_WORK TO COMPLETE_. State how many lines of the listing below include the word "true". Give only the number.

_SUPPLIED MATERIAL_.
--

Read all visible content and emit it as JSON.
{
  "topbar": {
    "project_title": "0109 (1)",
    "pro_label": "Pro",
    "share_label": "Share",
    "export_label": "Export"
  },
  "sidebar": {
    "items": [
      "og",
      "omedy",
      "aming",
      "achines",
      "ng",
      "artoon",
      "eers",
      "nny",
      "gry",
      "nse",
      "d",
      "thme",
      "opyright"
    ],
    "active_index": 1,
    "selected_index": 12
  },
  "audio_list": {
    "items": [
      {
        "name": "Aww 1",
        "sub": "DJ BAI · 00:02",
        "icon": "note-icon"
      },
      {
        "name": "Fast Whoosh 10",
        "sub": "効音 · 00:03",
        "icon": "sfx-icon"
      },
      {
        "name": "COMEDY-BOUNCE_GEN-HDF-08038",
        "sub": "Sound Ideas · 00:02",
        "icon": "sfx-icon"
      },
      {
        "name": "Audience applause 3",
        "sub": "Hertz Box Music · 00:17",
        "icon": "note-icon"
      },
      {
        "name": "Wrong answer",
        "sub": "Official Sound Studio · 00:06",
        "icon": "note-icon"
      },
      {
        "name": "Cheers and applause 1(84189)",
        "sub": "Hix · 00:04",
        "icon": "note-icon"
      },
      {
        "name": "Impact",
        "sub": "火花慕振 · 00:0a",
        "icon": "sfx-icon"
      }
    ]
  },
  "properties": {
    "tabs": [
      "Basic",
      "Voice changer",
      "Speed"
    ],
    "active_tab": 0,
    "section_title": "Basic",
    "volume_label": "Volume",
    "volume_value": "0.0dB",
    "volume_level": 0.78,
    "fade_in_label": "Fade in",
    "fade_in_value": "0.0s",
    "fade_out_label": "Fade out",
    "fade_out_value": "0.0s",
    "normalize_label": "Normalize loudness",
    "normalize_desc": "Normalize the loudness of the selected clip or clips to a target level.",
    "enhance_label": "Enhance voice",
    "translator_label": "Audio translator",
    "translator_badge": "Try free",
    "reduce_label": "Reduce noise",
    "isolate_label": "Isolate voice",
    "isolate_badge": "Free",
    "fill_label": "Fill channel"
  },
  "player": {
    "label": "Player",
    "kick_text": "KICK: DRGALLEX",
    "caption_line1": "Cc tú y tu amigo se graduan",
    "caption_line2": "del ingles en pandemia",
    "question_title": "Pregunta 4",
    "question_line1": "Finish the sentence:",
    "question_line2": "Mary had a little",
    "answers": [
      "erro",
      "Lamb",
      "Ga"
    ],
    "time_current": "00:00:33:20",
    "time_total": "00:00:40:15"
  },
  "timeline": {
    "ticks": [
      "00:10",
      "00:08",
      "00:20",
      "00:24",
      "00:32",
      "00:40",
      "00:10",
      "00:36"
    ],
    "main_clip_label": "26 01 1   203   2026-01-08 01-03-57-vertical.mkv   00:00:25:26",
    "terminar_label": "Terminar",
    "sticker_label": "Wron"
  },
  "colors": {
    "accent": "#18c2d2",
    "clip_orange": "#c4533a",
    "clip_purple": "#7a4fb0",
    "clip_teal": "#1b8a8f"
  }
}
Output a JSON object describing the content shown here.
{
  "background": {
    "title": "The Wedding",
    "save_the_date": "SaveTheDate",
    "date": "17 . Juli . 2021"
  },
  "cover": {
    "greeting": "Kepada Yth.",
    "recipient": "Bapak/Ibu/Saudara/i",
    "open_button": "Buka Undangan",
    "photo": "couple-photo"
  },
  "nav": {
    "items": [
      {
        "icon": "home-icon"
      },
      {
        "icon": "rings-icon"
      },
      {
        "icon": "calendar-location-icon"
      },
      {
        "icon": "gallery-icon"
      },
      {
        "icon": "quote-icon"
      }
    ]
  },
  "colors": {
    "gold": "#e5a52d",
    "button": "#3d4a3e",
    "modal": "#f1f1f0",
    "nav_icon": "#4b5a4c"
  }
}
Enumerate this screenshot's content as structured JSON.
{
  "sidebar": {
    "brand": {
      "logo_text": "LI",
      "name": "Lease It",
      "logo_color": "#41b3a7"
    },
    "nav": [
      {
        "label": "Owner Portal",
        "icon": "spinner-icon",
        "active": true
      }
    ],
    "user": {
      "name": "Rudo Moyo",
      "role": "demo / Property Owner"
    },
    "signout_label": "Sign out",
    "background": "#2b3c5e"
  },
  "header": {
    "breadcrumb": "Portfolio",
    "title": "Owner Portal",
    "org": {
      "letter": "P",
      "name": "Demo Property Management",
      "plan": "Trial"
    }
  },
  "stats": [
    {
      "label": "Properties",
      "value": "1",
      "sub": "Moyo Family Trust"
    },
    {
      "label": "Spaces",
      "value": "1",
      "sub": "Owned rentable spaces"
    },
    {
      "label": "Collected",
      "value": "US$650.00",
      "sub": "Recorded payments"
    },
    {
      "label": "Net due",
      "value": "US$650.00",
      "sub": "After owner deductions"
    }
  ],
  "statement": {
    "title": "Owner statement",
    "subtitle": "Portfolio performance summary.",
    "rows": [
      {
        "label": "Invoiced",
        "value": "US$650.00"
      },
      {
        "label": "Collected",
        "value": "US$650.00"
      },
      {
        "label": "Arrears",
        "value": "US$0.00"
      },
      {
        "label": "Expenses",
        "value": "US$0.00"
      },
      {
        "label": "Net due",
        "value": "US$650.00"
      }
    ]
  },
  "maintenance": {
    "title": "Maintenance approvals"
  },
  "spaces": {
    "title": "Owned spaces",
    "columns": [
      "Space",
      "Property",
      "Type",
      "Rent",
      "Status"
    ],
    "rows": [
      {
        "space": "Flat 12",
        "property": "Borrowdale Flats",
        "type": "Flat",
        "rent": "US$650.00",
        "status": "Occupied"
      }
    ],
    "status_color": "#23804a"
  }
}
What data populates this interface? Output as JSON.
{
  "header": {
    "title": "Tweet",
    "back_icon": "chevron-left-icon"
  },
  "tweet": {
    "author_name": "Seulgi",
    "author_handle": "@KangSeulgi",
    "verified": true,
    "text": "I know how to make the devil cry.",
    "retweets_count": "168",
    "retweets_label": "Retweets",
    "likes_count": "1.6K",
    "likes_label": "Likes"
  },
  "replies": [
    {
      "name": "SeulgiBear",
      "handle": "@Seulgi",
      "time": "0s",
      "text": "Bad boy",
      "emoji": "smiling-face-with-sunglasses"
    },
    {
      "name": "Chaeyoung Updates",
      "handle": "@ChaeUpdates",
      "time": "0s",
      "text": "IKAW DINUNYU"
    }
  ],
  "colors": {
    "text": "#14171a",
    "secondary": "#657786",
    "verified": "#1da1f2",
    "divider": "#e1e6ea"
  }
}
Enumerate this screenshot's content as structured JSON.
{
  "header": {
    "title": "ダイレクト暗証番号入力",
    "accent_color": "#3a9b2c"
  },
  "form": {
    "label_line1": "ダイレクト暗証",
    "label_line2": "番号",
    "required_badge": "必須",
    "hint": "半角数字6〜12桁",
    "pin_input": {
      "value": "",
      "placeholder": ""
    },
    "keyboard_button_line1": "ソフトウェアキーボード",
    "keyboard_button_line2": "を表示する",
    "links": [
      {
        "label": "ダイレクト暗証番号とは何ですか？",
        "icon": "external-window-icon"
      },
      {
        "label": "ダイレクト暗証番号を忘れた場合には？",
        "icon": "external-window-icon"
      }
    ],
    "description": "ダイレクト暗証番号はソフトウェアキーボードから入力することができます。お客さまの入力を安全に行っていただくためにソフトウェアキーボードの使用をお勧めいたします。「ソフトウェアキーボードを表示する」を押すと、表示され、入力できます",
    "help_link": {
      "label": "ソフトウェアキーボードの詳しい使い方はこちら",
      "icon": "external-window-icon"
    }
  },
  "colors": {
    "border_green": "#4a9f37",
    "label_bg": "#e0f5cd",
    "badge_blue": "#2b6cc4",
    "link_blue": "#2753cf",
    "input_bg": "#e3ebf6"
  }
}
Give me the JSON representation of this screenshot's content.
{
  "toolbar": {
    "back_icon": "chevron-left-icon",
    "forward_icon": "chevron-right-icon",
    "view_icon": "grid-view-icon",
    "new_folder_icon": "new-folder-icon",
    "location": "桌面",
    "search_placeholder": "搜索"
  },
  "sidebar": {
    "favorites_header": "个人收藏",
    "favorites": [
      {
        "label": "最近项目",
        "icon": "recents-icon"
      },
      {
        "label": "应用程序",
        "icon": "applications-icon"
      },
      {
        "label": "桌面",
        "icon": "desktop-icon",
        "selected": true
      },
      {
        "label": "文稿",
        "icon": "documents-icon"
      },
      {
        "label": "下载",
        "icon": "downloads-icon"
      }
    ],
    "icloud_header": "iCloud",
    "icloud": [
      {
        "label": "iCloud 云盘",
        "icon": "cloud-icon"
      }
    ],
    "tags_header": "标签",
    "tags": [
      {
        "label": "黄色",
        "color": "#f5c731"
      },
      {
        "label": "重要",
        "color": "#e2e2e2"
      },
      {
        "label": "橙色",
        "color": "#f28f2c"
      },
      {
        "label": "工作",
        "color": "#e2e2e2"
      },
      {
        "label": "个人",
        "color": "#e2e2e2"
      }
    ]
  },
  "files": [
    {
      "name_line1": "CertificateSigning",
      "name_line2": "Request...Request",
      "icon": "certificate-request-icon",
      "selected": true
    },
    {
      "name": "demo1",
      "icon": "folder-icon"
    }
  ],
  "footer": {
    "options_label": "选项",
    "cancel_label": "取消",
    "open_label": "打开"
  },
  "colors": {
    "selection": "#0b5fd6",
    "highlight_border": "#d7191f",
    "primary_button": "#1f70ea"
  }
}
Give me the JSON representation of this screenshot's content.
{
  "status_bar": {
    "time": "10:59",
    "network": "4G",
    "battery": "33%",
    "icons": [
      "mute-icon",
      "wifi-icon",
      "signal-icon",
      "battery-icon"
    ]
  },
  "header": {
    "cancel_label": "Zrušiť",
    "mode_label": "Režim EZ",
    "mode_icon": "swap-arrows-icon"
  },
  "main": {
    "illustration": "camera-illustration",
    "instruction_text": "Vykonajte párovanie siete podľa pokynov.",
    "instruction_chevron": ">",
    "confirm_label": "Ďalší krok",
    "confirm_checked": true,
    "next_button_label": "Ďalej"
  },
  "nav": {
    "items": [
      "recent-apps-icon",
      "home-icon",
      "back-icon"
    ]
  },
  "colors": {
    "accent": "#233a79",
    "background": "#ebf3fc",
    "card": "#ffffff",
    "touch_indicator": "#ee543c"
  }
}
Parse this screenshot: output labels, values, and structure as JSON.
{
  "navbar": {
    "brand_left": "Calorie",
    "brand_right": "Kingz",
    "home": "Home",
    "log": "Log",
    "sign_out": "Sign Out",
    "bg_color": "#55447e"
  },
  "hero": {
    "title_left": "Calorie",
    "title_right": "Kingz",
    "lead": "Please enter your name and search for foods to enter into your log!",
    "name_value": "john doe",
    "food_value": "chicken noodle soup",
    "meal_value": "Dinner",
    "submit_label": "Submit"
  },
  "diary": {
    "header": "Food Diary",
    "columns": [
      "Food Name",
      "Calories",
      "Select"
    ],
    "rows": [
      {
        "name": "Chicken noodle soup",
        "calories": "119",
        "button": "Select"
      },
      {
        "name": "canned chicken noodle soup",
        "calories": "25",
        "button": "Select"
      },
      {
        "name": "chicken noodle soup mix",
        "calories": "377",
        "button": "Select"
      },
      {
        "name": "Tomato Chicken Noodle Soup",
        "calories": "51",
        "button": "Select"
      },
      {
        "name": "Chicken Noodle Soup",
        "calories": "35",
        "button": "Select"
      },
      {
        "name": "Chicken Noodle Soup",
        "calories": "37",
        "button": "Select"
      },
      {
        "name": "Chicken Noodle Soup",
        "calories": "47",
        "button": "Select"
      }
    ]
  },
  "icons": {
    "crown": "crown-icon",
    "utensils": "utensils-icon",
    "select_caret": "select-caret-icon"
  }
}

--

_SOLUTION TO THIS TASK_. 5